## What you will do
Which lines in the records below contain the word "JSON"? Return each of them.

(Data records)

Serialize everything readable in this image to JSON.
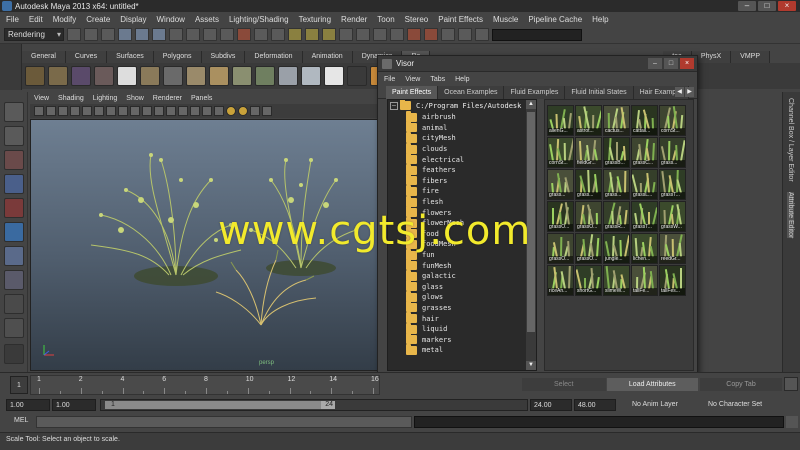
{
  "window": {
    "title": "Autodesk Maya 2013 x64: untitled*"
  },
  "menubar": [
    "File",
    "Edit",
    "Modify",
    "Create",
    "Display",
    "Window",
    "Assets",
    "Lighting/Shading",
    "Texturing",
    "Render",
    "Toon",
    "Stereo",
    "Paint Effects",
    "Muscle",
    "Pipeline Cache",
    "Help"
  ],
  "status_line": {
    "mode": "Rendering"
  },
  "shelf": {
    "tabs": [
      "General",
      "Curves",
      "Surfaces",
      "Polygons",
      "Subdivs",
      "Deformation",
      "Animation",
      "Dynamics",
      "Re"
    ],
    "right_tabs": [
      "toa",
      "PhysX",
      "VMPP"
    ]
  },
  "viewport": {
    "menu": [
      "View",
      "Shading",
      "Lighting",
      "Show",
      "Renderer",
      "Panels"
    ],
    "camera_label": "persp"
  },
  "visor": {
    "title": "Visor",
    "menu": [
      "File",
      "View",
      "Tabs",
      "Help"
    ],
    "tabs": [
      "Paint Effects",
      "Ocean Examples",
      "Fluid Examples",
      "Fluid Initial States",
      "Hair Example"
    ],
    "root_path": "C:/Program Files/Autodesk",
    "folders": [
      "airbrush",
      "animal",
      "cityMesh",
      "clouds",
      "electrical",
      "feathers",
      "fibers",
      "fire",
      "flesh",
      "flowers",
      "flowerMesh",
      "food",
      "foodMesh",
      "fun",
      "funMesh",
      "galactic",
      "glass",
      "glows",
      "grasses",
      "hair",
      "liquid",
      "markers",
      "metal"
    ],
    "thumbnails": [
      [
        "alienG...",
        "astrot...",
        "cactus...",
        "cattail...",
        "cornSt..."
      ],
      [
        "cornSt...",
        "fieldGr...",
        "grassB...",
        "grassC...",
        "grass..."
      ],
      [
        "grass...",
        "grass...",
        "grass...",
        "grassL...",
        "grassT..."
      ],
      [
        "grassO...",
        "grassO...",
        "grassR...",
        "grassT...",
        "grassW..."
      ],
      [
        "grassO...",
        "grassO...",
        "jungle...",
        "lichen...",
        "reedGr..."
      ],
      [
        "riceAn...",
        "shortG...",
        "slimeW...",
        "tallFe...",
        "tallFes..."
      ]
    ],
    "bottom_buttons": {
      "select": "Select",
      "load_attributes": "Load Attributes"
    }
  },
  "right_panel": {
    "channel_box_tab": "Channel Box / Layer Editor",
    "attribute_editor_tab": "Attribute Editor",
    "copy_tab": "Copy Tab"
  },
  "time_slider": {
    "ticks": [
      "1",
      "2",
      "4",
      "6",
      "8",
      "10",
      "12",
      "14",
      "16"
    ],
    "current_frame": "1"
  },
  "range_slider": {
    "start_time": "1.00",
    "playback_start": "1.00",
    "range_start_label": "1",
    "range_end_label": "24",
    "playback_end": "24.00",
    "end_time": "48.00",
    "anim_layer": "No Anim Layer",
    "character_set": "No Character Set"
  },
  "command_line": {
    "label": "MEL"
  },
  "help_line": {
    "text": "Scale Tool: Select an object to scale."
  },
  "watermark": "www.cgtsj.com",
  "colors": {
    "watermark": "#f2ea2c",
    "folder": "#e8b64a",
    "viewport_top": "#6e7f92",
    "close_button": "#b03a2e"
  }
}
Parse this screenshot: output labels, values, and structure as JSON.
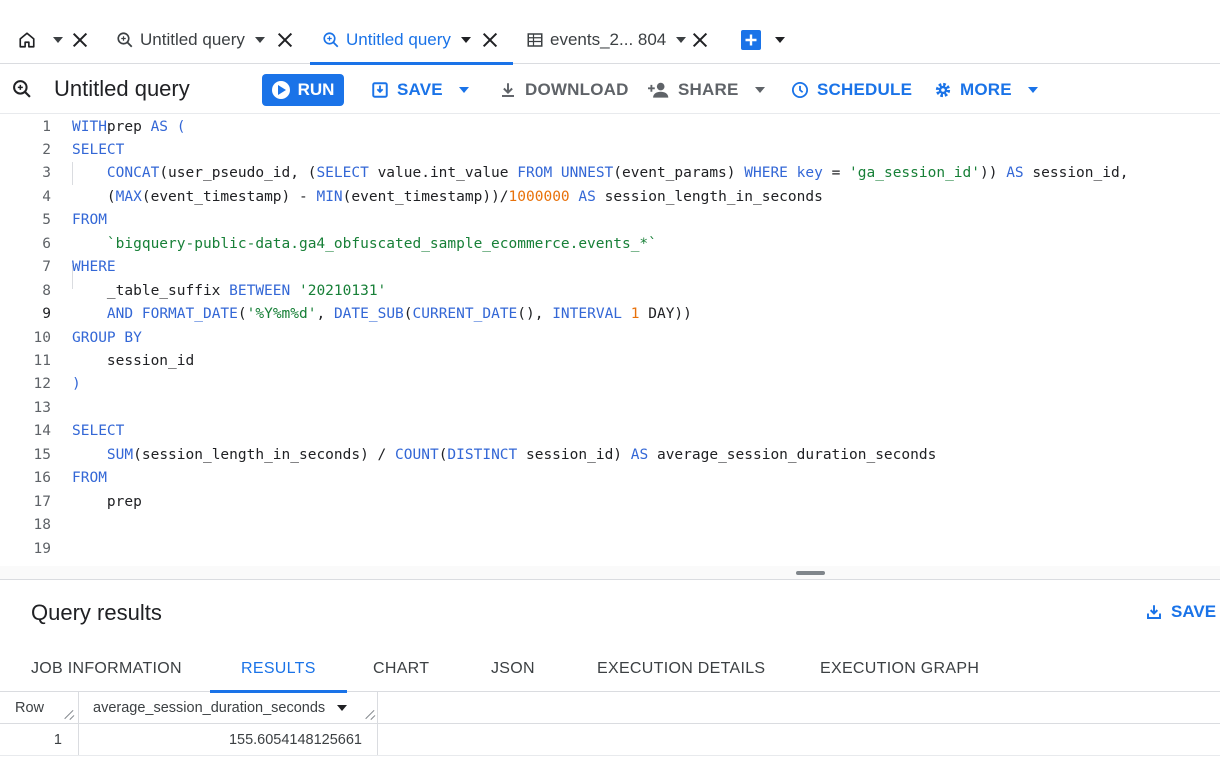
{
  "tabs": [
    {
      "label": "Untitled query",
      "active": false
    },
    {
      "label": "Untitled query",
      "active": true
    },
    {
      "label": "events_2... 804",
      "active": false
    }
  ],
  "toolbar": {
    "title": "Untitled query",
    "run_label": "RUN",
    "save_label": "SAVE",
    "download_label": "DOWNLOAD",
    "share_label": "SHARE",
    "schedule_label": "SCHEDULE",
    "more_label": "MORE"
  },
  "editor": {
    "lines": [
      {
        "n": "1",
        "tokens": [
          [
            "kw",
            "WITH"
          ],
          [
            "",
            "prep "
          ],
          [
            "kw",
            "AS"
          ],
          [
            "kw",
            " ("
          ]
        ]
      },
      {
        "n": "2",
        "tokens": [
          [
            "kw",
            "SELECT"
          ]
        ]
      },
      {
        "n": "3",
        "tokens": [
          [
            "",
            "    "
          ],
          [
            "kw",
            "CONCAT"
          ],
          [
            "",
            "(user_pseudo_id, ("
          ],
          [
            "kw",
            "SELECT"
          ],
          [
            "",
            " value.int_value "
          ],
          [
            "kw",
            "FROM"
          ],
          [
            "",
            " "
          ],
          [
            "kw",
            "UNNEST"
          ],
          [
            "",
            "(event_params) "
          ],
          [
            "kw",
            "WHERE"
          ],
          [
            "",
            " "
          ],
          [
            "kw",
            "key"
          ],
          [
            "",
            " = "
          ],
          [
            "str",
            "'ga_session_id'"
          ],
          [
            "",
            "))"
          ],
          [
            "",
            " "
          ],
          [
            "kw",
            "AS"
          ],
          [
            "",
            " session_id,"
          ]
        ]
      },
      {
        "n": "4",
        "tokens": [
          [
            "",
            "    ("
          ],
          [
            "kw",
            "MAX"
          ],
          [
            "",
            "(event_timestamp) - "
          ],
          [
            "kw",
            "MIN"
          ],
          [
            "",
            "(event_timestamp))/"
          ],
          [
            "num",
            "1000000"
          ],
          [
            "",
            " "
          ],
          [
            "kw",
            "AS"
          ],
          [
            "",
            " session_length_in_seconds"
          ]
        ]
      },
      {
        "n": "5",
        "tokens": [
          [
            "kw",
            "FROM"
          ]
        ]
      },
      {
        "n": "6",
        "tokens": [
          [
            "",
            "    "
          ],
          [
            "str",
            "`bigquery-public-data.ga4_obfuscated_sample_ecommerce.events_*`"
          ]
        ]
      },
      {
        "n": "7",
        "tokens": [
          [
            "kw",
            "WHERE"
          ]
        ]
      },
      {
        "n": "8",
        "tokens": [
          [
            "",
            "    _table_suffix "
          ],
          [
            "kw",
            "BETWEEN"
          ],
          [
            "",
            " "
          ],
          [
            "str",
            "'20210131'"
          ]
        ]
      },
      {
        "n": "9",
        "tokens": [
          [
            "",
            "    "
          ],
          [
            "kw",
            "AND"
          ],
          [
            "",
            " "
          ],
          [
            "kw",
            "FORMAT_DATE"
          ],
          [
            "",
            "("
          ],
          [
            "str",
            "'%Y%m%d'"
          ],
          [
            "",
            ", "
          ],
          [
            "kw",
            "DATE_SUB"
          ],
          [
            "",
            "("
          ],
          [
            "kw",
            "CURRENT_DATE"
          ],
          [
            "",
            "(), "
          ],
          [
            "kw",
            "INTERVAL"
          ],
          [
            "",
            " "
          ],
          [
            "num",
            "1"
          ],
          [
            "",
            " DAY))"
          ]
        ]
      },
      {
        "n": "10",
        "tokens": [
          [
            "kw",
            "GROUP BY"
          ]
        ]
      },
      {
        "n": "11",
        "tokens": [
          [
            "",
            "    session_id"
          ]
        ]
      },
      {
        "n": "12",
        "tokens": [
          [
            "kw",
            ")"
          ]
        ]
      },
      {
        "n": "13",
        "tokens": []
      },
      {
        "n": "14",
        "tokens": [
          [
            "kw",
            "SELECT"
          ]
        ]
      },
      {
        "n": "15",
        "tokens": [
          [
            "",
            "    "
          ],
          [
            "kw",
            "SUM"
          ],
          [
            "",
            "(session_length_in_seconds) / "
          ],
          [
            "kw",
            "COUNT"
          ],
          [
            "",
            "("
          ],
          [
            "kw",
            "DISTINCT"
          ],
          [
            "",
            " session_id) "
          ],
          [
            "kw",
            "AS"
          ],
          [
            "",
            " average_session_duration_seconds"
          ]
        ]
      },
      {
        "n": "16",
        "tokens": [
          [
            "kw",
            "FROM"
          ]
        ]
      },
      {
        "n": "17",
        "tokens": [
          [
            "",
            "    prep"
          ]
        ]
      },
      {
        "n": "18",
        "tokens": []
      },
      {
        "n": "19",
        "tokens": []
      }
    ]
  },
  "results": {
    "title": "Query results",
    "save_label": "SAVE R",
    "tabs": [
      "JOB INFORMATION",
      "RESULTS",
      "CHART",
      "JSON",
      "EXECUTION DETAILS",
      "EXECUTION GRAPH"
    ],
    "active_tab": "RESULTS",
    "columns": [
      "Row",
      "average_session_duration_seconds"
    ],
    "rows": [
      [
        "1",
        "155.6054148125661"
      ]
    ]
  },
  "colors": {
    "accent": "#1a73e8",
    "keyword": "#3367d6",
    "string": "#188038",
    "number": "#e8710a"
  }
}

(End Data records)

## Answer to this task
Serialize everything readable in this image to JSON.
Parse this screenshot: output labels, values, and structure as JSON.
      "JSON",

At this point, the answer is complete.